The process was initiated following a two day conference in Karachi jointly
organised by PILER, Sungi, SAP-Pk, PFF and CPCS in mid Nov 2010. There were 54 participants representing 27 organizations (from all four provinces and capital) in the Lahore consultation on Dec 3. These included SAP-PK, PFF, PILER, Pattan, SAHARA, Dase, IEWS, Shirkatgah, PODA, EHD, MLF, SAP-PK, Omar Asghar Khan Foundation, Khwando Kor, WRA, CPCS and BLLF among others.)

Meeting on Post Floods Rebuilding and Reform Agenda

Citizens Charter

Lahore, Dec 3, 2010

Representative Assembly of civil society met in Lahore and expressed its
dissatisfaction over current relief and rehabilitation efforts for the flood
victims. The civil society unanimously crafted a set of priority points
concerning immediate relief and rehabilitation of the flood affectees.

The civil society members noted with concern that social and regional
disparities already existing have sharpened because of the floods. The civil
society is of strong opinion that these deepening gaps should be bridged by
the state adopting a plan for crafting a new social contract with the
citizens that highlights rights and entitlements of citizens and the
responsibilities of the state.

It also pointed out that the relief response by the state demonstrated deep
flaws as the relief efforts have been slow, inadequate, and politically
partisan.

The civil society members demanded the state to revisit its exclusionary
national policies that lie at the root of the existing social and economic
gaps the burden of which has to be borne by the poor and the deprived of
Pakistan. The country’s social, economic, commerce, foreign, and national
security policies all are extremely exclusionary in nature and need to be
redeveloped incorporating a pro-people agenda of development and progress.

They noted with concern that the over centralized disaster management
structures and dismantling of the local government bodies reinforced the
damage caused by the floods.

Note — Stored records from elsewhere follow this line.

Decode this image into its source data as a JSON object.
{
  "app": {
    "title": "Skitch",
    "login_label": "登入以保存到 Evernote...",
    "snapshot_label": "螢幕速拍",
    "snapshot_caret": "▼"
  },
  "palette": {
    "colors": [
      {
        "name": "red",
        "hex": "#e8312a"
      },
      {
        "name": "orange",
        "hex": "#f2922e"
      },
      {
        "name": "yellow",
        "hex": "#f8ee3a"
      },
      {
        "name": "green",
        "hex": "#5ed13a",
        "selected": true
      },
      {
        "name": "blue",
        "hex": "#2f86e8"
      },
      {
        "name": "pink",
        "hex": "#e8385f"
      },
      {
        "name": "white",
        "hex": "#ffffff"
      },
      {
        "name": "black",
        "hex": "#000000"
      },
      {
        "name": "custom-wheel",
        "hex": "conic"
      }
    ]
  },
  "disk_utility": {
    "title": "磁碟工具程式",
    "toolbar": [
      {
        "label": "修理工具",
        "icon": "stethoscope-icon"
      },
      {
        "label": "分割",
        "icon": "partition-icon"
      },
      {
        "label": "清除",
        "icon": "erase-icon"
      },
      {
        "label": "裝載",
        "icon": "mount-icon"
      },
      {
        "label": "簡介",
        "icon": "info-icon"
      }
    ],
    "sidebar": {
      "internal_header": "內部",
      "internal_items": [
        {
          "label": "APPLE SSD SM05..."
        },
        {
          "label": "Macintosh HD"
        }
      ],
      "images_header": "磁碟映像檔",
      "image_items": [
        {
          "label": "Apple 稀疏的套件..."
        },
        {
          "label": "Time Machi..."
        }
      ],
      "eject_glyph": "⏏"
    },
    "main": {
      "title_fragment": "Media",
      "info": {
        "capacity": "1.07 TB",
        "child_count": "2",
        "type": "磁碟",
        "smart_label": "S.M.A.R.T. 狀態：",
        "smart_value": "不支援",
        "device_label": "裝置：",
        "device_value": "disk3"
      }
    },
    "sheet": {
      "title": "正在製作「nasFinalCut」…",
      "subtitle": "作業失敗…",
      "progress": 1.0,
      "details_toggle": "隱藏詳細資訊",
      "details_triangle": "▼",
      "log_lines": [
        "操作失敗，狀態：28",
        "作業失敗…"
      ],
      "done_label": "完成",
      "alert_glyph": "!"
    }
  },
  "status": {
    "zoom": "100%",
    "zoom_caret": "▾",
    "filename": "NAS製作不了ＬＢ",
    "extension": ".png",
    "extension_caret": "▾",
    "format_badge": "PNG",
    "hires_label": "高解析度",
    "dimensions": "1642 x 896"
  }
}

The state needs to restore these structures and decentralize disaster management to enable a quick state response to
disasters.

The meeting also demanded immediate implementation of senate resolution on debt write off. Rather than continuing with its white elephant existence, the state should introduce austerity measures and control defense spending.

They also expressed displeasure over UN mechanism for disaster response
which was flawed, very slow and bypassed the local potential.

The set of demands related to strengthening of relief and rehabilitation
efforts jointly issued by the Civil Society at the end of the meeting in
Lahore includes:

  • The amount promised by the state under the Watan Cards system
    should be released immediately. The state must announce a date by which time the second installment of the Watan Cards is released.
  • The criterion for issuing of Watan Card is highly exclusionary and
    riddled with systemic flaws. It blatantly excludes people with no ID cards
    and widowed women by way of the provision for ‘head of the family’. The
    state should redevelop the criteria for issuing the CNIC for floods
    affectees. They should either be given temporary ID cards or be issued new
    ID cards based on community evidence and other flexible criteria*. *
  • The current functional set up regulating the Watan Cards is flawed
    too. In many parts of the country, the ATM machines are not operating. The
    government should set up mobile ATMs for the Watan Cards. Moreover, there should be a complaint centre to deal with the issues related to the Watan Cards.
  • There is substantial information gap with regards to the Farmers
    Package, its content and the mechanism concerning its distribution. Due to
    the lack of information, farmers are unable to access the package. The state
    should address the issue of duplication of channels of distribution for
    Farmers Package as currently, the FAO, PRSP and the Punjab Government all are simultaneously serving as means of distribution of Farmers Package.
  • The quality of fertilizers and seeds in the Farmers Package are
    highly compromised. The government should not give hybrid and poor quality seeds in the Farmer’s Package.
  • Schools and health units destroyed during the course of floods
    should be immediately reconstructed. The new reconstructed structures should be accessible to women.
  • State land should be distributed among flood affectees, especially
    women.
  • Flood affectees should be registered for social security without
    delay. Workers who have lost their livelihood during the course of floods
    must be immediately provided unemployment allowance.
  • The means of communication destroyed during the floods must be
    restored and their future construction quality and design should incorporate
    risk reduction.
  • The state should make the rehabilitation plan public and invite
    broader consultation for rehabilitation.
  • There is consensus that the damage caused by the floods in
    vulnerable areas such as Swat, Kohistan, Dir, and Jaffarabad has further
    aggravated the situation as a few of these areas were already facing
    military operations while also struggling with economic and social
    marginalization and deprivation. These regions should be paid special
    attention for relief operations while their rehabilitation should also
    incorporate a broad-based agenda of improving the economies, social service delivery and rebuilding of state society relations.
  • The donor agencies’ reluctance to work with local non governmental
    bodies is highly objectionable since local NGOs, being a part of grassroots,
    are in a better position to deliver on assistance. The donor agencies should
    work with local NGOs and the government too can make this as a condition for international donors to work in Pakistan.
  • Relief camps should not be dismantled for population of areas
    where there is water and living conditions are not favorable. Winter needs
    for clothing, bedding and shelter should be immediately provided. State
    should also provide transportation for returning displaced persons.